- _YOUR GOAL_: From the records that follow, give the number of lines that include the word "heading", with no further words.

+ + +

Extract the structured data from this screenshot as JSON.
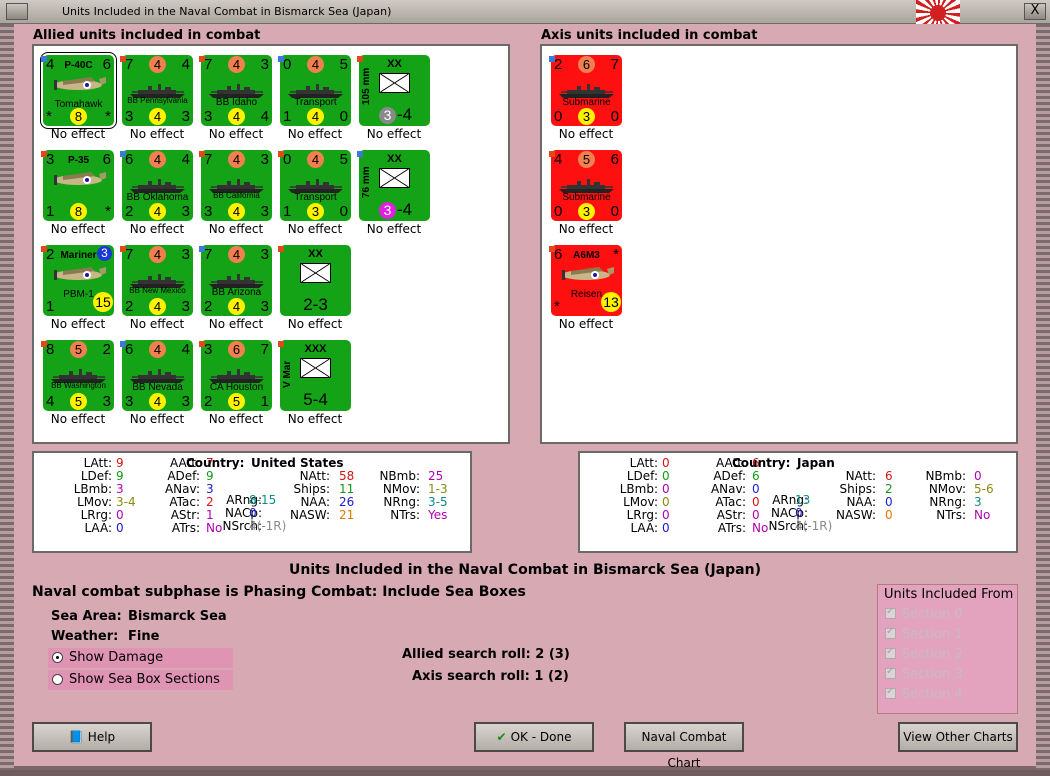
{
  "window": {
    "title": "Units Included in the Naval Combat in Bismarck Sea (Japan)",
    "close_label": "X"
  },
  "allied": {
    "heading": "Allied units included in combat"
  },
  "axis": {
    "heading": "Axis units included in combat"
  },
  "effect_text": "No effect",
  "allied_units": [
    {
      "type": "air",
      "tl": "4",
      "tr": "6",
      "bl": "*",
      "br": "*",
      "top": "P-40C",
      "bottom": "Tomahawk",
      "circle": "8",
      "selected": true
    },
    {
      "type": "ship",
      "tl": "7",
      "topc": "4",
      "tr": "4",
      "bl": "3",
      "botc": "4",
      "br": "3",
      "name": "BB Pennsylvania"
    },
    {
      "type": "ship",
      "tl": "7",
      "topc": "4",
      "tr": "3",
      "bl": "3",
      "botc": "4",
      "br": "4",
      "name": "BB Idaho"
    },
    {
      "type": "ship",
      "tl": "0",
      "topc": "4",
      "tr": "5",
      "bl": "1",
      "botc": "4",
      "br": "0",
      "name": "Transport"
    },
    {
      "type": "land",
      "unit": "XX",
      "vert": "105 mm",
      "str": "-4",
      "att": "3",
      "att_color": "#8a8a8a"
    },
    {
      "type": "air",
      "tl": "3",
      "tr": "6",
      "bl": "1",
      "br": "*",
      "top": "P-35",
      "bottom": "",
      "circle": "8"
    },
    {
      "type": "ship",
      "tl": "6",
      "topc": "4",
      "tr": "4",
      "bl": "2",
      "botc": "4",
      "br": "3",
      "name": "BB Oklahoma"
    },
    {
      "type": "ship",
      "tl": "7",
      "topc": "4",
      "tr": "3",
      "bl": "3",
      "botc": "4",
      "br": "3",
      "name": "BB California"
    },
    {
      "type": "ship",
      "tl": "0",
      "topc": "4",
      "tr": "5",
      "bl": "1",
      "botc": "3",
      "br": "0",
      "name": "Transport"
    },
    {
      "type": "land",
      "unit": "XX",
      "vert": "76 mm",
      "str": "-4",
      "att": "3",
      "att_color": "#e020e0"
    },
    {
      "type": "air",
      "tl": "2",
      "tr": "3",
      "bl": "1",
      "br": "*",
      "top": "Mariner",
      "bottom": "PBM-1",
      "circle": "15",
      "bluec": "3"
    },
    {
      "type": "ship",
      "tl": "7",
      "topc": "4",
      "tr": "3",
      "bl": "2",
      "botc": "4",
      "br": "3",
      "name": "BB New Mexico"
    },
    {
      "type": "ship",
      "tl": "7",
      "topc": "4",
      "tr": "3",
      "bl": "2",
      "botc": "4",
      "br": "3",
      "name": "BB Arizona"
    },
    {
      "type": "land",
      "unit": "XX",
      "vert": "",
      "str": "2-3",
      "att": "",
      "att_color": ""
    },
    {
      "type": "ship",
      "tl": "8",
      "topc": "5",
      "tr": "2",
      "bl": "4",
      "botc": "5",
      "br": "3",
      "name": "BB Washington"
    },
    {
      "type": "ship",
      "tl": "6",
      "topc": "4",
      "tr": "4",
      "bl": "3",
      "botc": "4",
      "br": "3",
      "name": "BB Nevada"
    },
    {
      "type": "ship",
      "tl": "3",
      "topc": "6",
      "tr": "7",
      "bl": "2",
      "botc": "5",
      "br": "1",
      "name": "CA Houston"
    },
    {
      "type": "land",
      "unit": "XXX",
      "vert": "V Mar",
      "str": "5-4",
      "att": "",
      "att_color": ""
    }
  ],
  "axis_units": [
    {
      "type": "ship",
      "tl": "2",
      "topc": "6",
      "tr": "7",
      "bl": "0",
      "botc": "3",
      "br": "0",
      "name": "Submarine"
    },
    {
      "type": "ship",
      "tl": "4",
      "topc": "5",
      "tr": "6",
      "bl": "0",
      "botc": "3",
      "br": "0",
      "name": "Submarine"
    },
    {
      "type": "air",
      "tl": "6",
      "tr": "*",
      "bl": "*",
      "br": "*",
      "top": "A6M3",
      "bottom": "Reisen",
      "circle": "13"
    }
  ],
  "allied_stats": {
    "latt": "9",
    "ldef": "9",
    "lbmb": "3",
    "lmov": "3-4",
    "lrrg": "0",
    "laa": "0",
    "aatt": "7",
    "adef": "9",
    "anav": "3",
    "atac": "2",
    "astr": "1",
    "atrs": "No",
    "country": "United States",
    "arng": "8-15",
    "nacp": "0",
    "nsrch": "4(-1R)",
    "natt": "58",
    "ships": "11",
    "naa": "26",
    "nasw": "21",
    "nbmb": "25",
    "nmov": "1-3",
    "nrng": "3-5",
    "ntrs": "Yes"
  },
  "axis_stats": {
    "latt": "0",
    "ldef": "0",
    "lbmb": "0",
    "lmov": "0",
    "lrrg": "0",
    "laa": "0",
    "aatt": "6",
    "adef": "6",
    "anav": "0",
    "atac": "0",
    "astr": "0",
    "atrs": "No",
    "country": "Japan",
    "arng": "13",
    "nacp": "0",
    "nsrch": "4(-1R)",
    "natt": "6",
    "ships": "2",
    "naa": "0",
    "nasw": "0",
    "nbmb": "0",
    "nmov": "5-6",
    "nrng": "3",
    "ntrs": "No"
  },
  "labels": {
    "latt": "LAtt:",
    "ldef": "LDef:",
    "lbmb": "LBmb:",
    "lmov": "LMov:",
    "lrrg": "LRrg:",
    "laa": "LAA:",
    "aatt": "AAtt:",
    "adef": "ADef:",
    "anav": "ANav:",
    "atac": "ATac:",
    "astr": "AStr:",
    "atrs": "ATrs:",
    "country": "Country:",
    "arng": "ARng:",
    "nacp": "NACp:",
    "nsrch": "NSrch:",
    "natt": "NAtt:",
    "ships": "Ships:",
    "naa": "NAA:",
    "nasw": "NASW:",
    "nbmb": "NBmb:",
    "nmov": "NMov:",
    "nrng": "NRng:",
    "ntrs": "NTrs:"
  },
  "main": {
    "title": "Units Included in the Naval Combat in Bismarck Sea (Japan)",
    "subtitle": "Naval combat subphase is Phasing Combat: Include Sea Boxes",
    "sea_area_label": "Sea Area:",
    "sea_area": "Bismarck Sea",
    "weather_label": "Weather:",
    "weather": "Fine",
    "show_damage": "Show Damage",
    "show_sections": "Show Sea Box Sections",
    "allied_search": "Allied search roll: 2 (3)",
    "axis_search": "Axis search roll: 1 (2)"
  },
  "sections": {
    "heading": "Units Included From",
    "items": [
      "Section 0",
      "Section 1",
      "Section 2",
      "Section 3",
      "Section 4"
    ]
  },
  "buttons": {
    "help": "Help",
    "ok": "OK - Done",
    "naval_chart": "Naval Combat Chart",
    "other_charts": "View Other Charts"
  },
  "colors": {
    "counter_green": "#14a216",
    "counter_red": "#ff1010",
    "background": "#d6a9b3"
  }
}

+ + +

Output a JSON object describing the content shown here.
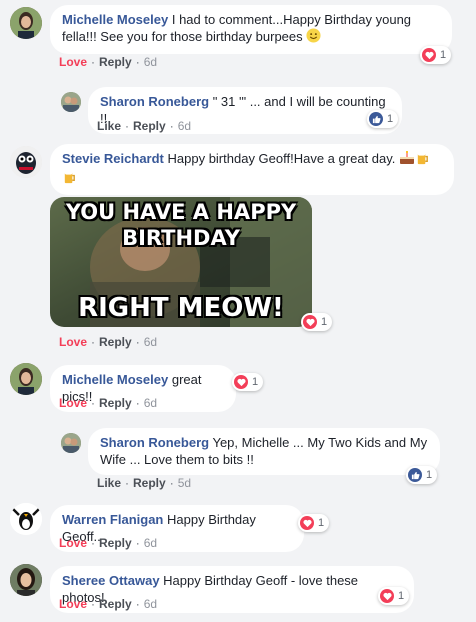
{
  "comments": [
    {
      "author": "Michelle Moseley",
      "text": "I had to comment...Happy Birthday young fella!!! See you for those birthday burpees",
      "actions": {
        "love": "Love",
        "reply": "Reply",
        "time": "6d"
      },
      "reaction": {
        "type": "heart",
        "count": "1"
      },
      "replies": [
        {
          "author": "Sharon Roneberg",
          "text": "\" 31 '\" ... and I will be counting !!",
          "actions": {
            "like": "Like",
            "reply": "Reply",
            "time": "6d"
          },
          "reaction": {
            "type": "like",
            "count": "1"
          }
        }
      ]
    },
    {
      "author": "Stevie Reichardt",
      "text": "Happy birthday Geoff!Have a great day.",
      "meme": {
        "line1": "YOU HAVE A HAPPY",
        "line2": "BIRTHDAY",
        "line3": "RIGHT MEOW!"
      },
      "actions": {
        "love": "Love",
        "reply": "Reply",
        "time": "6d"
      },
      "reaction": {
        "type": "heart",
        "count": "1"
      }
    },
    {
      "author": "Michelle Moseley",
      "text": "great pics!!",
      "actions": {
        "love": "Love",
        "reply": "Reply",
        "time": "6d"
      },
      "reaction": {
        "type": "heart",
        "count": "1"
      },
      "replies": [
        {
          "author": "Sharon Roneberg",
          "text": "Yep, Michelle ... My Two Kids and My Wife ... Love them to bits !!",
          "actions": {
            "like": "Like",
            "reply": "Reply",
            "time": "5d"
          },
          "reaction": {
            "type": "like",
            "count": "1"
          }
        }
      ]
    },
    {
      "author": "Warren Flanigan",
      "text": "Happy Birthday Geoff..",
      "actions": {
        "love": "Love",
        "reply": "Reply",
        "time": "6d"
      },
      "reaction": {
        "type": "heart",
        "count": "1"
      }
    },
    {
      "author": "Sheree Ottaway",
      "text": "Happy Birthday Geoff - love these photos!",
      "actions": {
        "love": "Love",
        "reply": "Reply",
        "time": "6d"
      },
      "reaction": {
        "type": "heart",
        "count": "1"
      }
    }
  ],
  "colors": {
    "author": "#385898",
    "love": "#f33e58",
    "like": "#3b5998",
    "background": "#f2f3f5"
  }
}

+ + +

- _RESULT BELOW_: 3